In the records below, find each line holding the word "Number" and copy it.

#### DATA EXTRACTS

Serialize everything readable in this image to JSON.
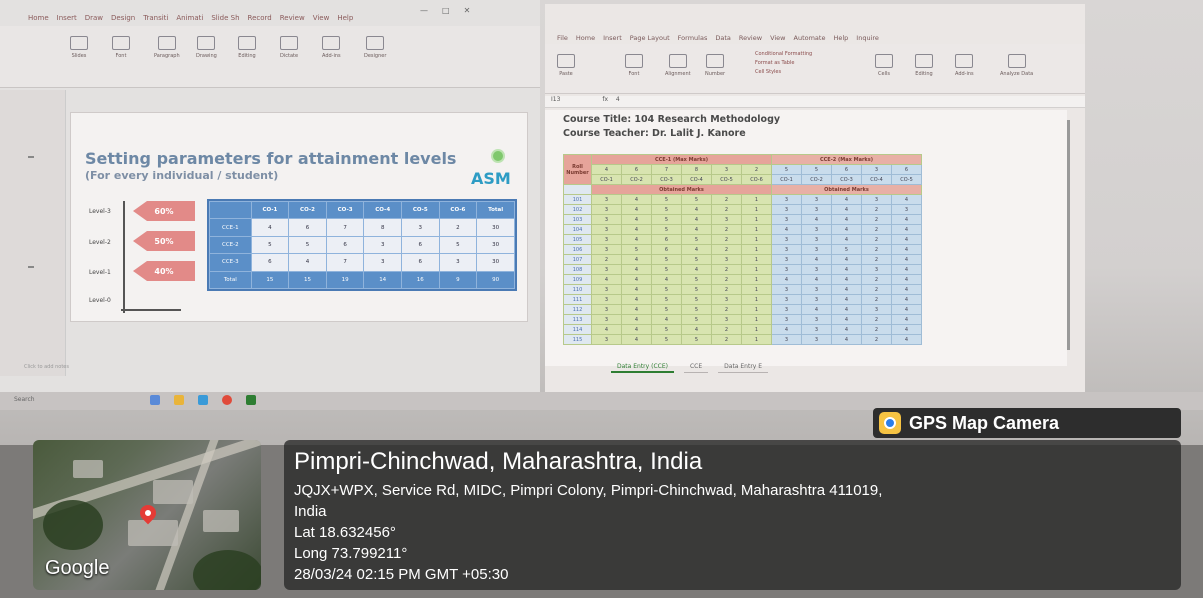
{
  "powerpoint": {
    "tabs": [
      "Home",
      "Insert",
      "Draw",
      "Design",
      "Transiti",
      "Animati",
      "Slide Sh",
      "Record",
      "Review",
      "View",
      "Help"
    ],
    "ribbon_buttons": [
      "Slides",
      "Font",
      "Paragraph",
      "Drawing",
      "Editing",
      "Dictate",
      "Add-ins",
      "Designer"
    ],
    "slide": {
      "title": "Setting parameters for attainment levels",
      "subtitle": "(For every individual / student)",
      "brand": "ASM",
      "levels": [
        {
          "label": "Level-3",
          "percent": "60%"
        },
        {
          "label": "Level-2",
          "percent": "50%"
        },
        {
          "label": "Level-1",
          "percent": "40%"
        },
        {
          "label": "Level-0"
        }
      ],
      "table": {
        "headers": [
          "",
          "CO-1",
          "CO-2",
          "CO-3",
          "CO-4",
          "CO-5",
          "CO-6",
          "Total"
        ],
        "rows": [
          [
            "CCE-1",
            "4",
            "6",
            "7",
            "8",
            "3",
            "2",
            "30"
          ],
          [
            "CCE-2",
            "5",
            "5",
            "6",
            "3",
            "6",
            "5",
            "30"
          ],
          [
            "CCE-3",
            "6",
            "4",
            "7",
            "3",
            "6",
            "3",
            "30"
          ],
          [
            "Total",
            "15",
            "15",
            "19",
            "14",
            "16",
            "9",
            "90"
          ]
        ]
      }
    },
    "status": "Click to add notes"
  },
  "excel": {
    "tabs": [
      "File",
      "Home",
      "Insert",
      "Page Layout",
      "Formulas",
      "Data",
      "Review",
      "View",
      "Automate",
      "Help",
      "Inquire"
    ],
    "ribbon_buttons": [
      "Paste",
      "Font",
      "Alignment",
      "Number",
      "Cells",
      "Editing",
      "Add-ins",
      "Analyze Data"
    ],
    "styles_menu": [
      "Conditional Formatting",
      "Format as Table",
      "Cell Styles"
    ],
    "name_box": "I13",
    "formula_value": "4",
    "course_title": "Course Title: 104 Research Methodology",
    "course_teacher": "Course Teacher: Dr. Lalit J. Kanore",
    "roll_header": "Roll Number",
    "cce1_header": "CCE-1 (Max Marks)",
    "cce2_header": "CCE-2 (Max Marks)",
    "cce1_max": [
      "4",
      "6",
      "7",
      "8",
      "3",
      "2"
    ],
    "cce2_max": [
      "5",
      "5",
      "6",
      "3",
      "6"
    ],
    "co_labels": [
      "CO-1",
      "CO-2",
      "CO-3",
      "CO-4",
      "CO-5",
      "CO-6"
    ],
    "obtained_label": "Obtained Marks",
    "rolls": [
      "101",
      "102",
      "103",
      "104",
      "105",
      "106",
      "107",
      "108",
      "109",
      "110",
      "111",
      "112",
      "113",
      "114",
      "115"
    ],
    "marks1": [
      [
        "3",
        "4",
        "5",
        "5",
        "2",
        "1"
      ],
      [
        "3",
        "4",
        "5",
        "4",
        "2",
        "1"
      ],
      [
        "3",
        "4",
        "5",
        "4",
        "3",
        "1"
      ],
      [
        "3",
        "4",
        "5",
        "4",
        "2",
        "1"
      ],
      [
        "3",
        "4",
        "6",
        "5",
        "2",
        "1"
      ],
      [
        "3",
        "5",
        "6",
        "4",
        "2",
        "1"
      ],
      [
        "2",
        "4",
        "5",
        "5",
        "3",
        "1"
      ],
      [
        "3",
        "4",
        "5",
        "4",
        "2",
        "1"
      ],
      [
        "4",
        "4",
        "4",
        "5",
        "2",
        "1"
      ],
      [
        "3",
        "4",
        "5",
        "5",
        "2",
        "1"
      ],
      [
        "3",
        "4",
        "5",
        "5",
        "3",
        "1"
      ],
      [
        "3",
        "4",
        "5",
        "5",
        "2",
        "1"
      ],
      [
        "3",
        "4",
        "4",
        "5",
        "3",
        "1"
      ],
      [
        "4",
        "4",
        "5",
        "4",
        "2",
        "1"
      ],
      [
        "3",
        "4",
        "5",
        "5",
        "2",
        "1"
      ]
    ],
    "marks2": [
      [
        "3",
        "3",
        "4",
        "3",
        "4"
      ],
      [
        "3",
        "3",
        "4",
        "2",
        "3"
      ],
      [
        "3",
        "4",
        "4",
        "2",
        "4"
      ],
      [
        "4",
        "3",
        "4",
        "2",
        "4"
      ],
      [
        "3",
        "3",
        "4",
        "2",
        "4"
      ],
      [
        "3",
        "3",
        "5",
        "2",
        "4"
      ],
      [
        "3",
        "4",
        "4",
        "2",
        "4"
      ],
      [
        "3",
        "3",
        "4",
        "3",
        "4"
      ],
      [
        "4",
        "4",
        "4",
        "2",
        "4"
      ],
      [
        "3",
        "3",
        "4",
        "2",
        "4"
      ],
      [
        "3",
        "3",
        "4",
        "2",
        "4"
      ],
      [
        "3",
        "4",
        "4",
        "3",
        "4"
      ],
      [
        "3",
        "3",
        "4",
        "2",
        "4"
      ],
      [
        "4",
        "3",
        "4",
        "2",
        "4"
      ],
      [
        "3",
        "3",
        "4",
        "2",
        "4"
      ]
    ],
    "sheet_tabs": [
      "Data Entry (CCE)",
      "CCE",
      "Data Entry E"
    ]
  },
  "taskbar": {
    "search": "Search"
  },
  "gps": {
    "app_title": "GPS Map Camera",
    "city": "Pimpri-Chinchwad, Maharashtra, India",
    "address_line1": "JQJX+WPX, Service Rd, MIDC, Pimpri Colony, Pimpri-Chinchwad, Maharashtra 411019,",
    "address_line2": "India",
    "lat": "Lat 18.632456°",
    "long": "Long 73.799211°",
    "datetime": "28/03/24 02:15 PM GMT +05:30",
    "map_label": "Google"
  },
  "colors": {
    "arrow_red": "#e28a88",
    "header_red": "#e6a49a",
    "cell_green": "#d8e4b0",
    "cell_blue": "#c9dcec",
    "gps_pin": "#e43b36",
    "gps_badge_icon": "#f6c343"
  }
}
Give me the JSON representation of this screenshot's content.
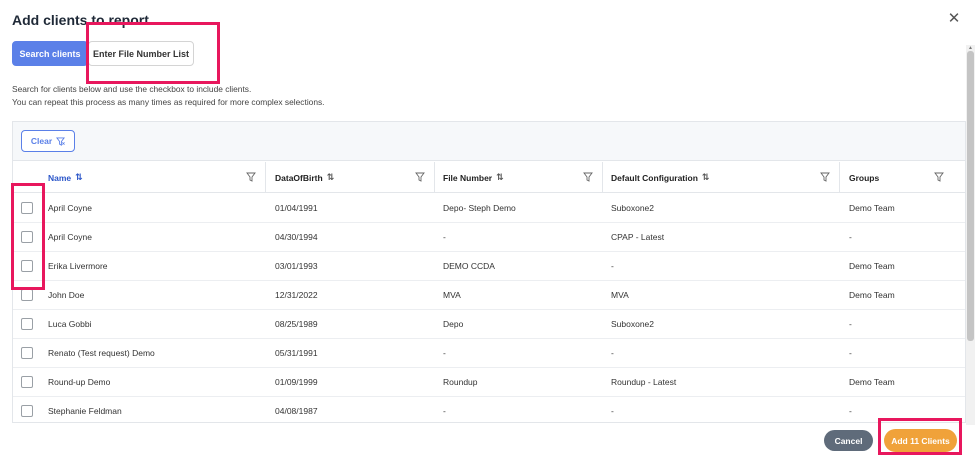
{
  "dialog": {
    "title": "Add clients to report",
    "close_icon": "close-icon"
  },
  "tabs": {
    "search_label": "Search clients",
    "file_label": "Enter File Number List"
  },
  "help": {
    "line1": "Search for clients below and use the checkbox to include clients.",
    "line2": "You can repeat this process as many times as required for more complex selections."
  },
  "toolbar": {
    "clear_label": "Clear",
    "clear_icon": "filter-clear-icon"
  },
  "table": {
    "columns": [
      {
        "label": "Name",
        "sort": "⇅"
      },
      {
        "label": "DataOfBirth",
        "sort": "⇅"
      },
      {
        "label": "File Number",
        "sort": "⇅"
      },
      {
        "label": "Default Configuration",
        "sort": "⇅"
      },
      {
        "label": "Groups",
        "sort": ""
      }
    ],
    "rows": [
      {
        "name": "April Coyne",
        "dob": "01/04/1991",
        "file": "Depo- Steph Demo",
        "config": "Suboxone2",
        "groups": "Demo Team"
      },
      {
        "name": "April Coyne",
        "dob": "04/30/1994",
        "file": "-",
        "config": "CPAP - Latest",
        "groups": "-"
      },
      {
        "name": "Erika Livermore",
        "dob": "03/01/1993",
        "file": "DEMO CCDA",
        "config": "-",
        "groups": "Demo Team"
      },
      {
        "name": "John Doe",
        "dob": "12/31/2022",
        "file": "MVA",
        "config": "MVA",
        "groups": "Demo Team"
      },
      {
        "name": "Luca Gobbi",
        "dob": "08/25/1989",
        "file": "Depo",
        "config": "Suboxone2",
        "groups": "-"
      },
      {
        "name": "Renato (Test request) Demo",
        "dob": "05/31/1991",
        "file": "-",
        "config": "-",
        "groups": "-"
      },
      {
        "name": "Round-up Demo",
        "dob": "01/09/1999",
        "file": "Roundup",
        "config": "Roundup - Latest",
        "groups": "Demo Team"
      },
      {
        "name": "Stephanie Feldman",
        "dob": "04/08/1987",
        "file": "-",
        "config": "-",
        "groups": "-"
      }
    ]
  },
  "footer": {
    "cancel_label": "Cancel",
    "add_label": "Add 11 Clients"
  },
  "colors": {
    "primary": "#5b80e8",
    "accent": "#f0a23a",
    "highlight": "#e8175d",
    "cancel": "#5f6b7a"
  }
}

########

OUTPUT BELOW:
      "Number",
    "roll_header": "Roll Number",
    "file_label": "Enter File Number List"
        "label": "File Number",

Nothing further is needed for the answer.